What Parents need to know about the collection of ethnic background data on pupils in schools
WHY ARE SCHOOLS COLLECTING THIS INFORMATION?
Schools have collected information on the ethnic background of their pupils since 1990. This is one element of data that schools must report as a statutory requirement to the Department for Education and Skills (DfE). This is reported through the Pupil Level Annual Schools’ Census (PLASC) each January.
SURELY SCHOOLS ALREADY HAVE THIS INFORMTION?
The ethnic background categories used in the past have been changed. The new categories are based on those used in the 2001 national population Census.
IS THIS EXERCISE ONLY FOR ETHNIC MINORITY GROUPS?
This is for all pupils. Everyone belongs to an ethnic group. Data can bring to light surprising results about how different groups perform and achieve.
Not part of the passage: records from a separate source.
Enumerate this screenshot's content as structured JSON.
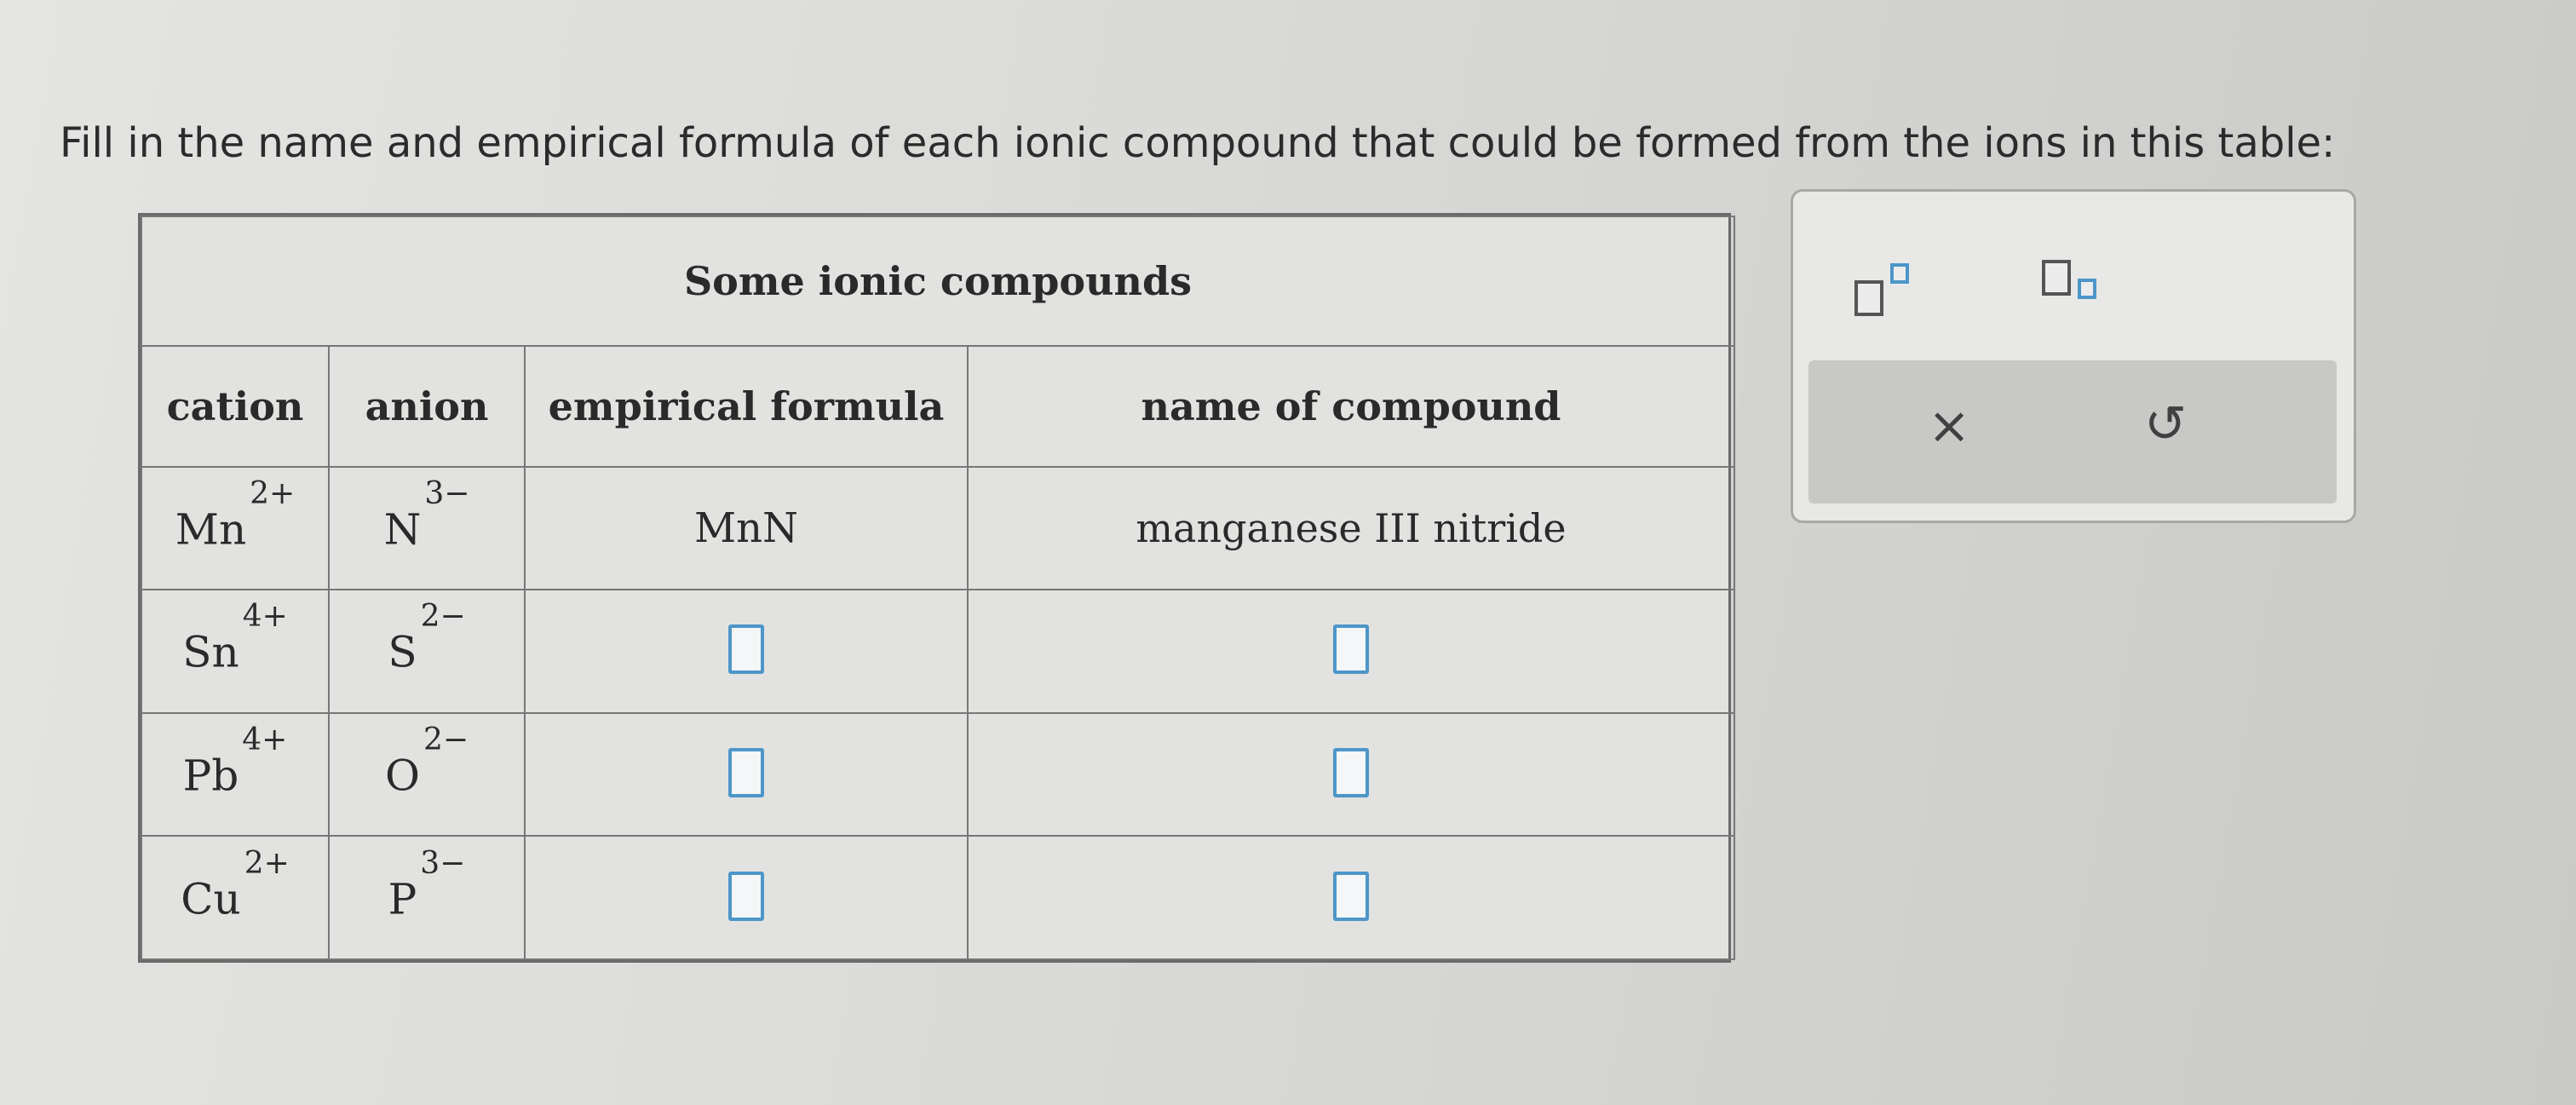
{
  "prompt": "Fill in the name and empirical formula of each ionic compound that could be formed from the ions in this table:",
  "table": {
    "title": "Some ionic compounds",
    "headers": {
      "cation": "cation",
      "anion": "anion",
      "formula": "empirical formula",
      "name": "name of compound"
    },
    "rows": [
      {
        "cation": "Mn",
        "cation_charge": "2+",
        "anion": "N",
        "anion_charge": "3−",
        "formula": "MnN",
        "name": "manganese III nitride"
      },
      {
        "cation": "Sn",
        "cation_charge": "4+",
        "anion": "S",
        "anion_charge": "2−",
        "formula": "",
        "name": ""
      },
      {
        "cation": "Pb",
        "cation_charge": "4+",
        "anion": "O",
        "anion_charge": "2−",
        "formula": "",
        "name": ""
      },
      {
        "cation": "Cu",
        "cation_charge": "2+",
        "anion": "P",
        "anion_charge": "3−",
        "formula": "",
        "name": ""
      }
    ]
  },
  "toolbar": {
    "superscript_icon": "superscript-template-icon",
    "subscript_icon": "subscript-template-icon",
    "clear_icon": "×",
    "undo_icon": "↺"
  }
}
Ethnic monitoring can help schools, local education authorities and government identify the needs of all pupils, whatever their ethnic background, and make sure they receive the support they need to achieve their full potential. Without effective ethnic monitoring on a local and national basis, the particular needs of any group could remain unknown.
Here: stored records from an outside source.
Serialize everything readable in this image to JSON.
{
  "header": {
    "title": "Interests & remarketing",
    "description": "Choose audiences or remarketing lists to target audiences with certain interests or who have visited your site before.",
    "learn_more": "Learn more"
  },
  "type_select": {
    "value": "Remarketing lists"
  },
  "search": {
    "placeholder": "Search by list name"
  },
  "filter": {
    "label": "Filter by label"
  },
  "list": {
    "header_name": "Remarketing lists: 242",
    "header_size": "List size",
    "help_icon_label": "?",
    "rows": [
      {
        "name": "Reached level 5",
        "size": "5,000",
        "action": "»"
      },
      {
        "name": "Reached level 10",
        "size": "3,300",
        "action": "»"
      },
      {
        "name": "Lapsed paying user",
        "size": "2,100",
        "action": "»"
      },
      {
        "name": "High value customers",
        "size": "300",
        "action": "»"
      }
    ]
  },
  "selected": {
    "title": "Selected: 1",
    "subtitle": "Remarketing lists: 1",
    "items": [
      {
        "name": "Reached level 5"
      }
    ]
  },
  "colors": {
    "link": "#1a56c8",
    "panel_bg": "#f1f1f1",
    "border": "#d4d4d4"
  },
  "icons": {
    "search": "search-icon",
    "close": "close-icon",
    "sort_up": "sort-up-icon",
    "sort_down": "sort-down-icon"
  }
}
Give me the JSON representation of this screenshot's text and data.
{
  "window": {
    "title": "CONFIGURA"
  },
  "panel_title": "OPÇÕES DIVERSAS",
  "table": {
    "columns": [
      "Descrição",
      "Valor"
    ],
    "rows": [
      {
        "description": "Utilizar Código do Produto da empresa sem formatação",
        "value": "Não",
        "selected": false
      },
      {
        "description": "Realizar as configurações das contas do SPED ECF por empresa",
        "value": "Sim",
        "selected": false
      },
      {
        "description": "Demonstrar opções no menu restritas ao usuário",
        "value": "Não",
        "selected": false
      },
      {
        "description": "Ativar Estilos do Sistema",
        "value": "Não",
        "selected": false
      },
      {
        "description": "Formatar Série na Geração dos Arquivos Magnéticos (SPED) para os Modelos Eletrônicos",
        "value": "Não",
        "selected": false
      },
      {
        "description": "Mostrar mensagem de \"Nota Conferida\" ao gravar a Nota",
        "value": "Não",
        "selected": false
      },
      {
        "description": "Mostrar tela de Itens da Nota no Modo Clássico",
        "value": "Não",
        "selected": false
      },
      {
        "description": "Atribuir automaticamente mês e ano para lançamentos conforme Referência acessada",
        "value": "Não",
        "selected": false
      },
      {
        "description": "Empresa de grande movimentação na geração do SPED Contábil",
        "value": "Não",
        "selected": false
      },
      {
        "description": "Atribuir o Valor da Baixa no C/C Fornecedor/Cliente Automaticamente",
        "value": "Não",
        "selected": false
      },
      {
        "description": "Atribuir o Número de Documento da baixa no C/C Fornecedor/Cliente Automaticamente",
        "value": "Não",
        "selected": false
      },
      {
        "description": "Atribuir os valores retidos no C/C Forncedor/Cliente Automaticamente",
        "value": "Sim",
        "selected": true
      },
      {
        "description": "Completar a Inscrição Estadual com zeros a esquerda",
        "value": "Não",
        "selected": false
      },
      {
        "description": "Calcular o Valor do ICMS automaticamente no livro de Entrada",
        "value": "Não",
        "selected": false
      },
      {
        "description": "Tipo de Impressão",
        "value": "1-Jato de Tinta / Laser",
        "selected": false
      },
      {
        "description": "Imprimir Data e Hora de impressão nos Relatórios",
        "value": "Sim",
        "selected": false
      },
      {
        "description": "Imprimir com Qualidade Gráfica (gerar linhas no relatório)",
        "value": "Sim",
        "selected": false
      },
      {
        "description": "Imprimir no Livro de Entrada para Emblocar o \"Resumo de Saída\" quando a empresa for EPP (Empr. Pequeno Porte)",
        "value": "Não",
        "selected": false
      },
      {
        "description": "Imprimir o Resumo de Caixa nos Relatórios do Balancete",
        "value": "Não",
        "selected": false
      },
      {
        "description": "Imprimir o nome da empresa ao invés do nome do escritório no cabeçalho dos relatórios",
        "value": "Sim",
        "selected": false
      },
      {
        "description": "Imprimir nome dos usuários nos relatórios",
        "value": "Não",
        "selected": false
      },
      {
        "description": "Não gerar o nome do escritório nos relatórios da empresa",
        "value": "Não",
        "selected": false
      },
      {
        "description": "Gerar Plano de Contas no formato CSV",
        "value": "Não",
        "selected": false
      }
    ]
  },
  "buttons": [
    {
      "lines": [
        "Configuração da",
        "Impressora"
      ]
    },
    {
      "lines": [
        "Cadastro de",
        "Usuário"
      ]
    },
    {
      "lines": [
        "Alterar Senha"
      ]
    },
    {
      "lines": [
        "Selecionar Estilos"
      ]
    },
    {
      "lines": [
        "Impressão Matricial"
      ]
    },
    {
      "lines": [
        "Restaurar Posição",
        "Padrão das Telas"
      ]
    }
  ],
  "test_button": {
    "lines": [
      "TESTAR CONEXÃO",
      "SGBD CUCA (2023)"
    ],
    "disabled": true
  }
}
WHO WILL USE THIS INFORMATION?
Schools and Local Education Authorities will use the information to find out whether particular ethnic groups are not achieving as well as they might and whether additional support is needed. The DfE needs information to help them plan and allocate resources to raise standards of all pupils. It also helps the DfE to see how far schools and local education authorities are successfully meeting the needs of particular groups of pupils. There is evidence from research that some ethnic groups do not do as well as others and that patterns of achievement vary between boys and girls. Accurate national information will help to keep track of changing patterns in education, helping the Department to identify trends and plan more effectively.
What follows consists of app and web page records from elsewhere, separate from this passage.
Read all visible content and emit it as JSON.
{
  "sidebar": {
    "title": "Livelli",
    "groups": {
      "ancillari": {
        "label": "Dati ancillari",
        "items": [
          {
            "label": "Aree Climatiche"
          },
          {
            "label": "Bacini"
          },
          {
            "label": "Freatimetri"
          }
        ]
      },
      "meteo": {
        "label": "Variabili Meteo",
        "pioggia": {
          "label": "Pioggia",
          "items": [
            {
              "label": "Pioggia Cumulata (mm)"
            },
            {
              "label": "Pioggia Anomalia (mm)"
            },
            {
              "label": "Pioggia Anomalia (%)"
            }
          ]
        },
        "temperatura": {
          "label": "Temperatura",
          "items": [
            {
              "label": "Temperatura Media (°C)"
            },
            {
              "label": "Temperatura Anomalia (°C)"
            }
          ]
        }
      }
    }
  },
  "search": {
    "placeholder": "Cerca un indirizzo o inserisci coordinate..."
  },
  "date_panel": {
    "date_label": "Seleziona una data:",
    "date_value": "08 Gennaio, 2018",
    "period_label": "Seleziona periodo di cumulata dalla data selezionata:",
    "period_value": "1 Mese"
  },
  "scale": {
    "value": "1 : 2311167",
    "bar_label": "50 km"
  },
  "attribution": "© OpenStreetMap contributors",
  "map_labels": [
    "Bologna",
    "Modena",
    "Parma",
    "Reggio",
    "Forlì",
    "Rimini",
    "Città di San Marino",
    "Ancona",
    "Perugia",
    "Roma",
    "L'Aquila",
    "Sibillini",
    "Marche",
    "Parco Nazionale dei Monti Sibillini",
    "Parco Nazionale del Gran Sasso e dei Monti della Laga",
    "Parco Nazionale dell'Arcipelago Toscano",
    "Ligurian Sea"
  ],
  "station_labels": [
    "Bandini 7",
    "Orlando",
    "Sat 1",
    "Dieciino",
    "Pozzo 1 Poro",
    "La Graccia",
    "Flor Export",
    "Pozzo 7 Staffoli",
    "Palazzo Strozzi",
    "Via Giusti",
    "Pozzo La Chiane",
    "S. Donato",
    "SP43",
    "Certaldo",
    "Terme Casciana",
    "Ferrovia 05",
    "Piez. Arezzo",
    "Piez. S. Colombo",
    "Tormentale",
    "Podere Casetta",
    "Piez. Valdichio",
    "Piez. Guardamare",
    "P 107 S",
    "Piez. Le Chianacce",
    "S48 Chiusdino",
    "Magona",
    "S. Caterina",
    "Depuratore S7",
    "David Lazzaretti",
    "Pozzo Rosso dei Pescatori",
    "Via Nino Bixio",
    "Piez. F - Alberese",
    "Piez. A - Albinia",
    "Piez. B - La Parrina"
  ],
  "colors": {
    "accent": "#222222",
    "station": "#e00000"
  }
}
WHO ELSE WILL HAVE ACCESS TO INFOMATION ABOUT MY CHILD?
Schools, local education authorities and the DfE are all bound by the Data Protection Act. This means that they cannot reveal information held on your child to a third party. Safeguards are in place to make sure that it will not be possible to identify individual pupils in any published statistical data.
HOW WILL THE INFORMATION BE USED?
Analysing this information can help schools to monitor and improve their own practices and also celebrate the success achieved by their pupils.
Schools will be able to use this information to:
- see how well different groups perform in examinations;
- monitor exclusions and attendance to make sure that no single group is missing out on school;
- make sure that they are treating all pupils fairly.
DO I HAVE TO GIVE THIS INFORMATION EVERY YEAR?
No. This information is usually collected when children start school. The new computerised records mean that it should not be necessary to ask for it again. On this occasion, all schools are collecting the information in order to introduce the new categories from the DfE. From time to time you may be asked to check the information for accuracy. This will provide you with an opportunity to change the entry if you wish. You can also ask to see the personal data the school holds at any time and ask for information on ethnic background to be removed or changed.
WHY HAS MY CHILD’S SCHOOL ASKED HIM/HER TO PROVIDE THIS INFORMATION?
The Information Commissioner (formerly the Data Protection Registrar) has advised that young people aged 11-15 are mature enough to decide their own ethnic identity. You may wish to discuss the issues raised in this leaflet with your child before they complete the form. Young people aged 16 and over can make their own decision. Individuals have the right to ask to see the personal data the school holds on them and ask for information on ethnic background to be removed or changed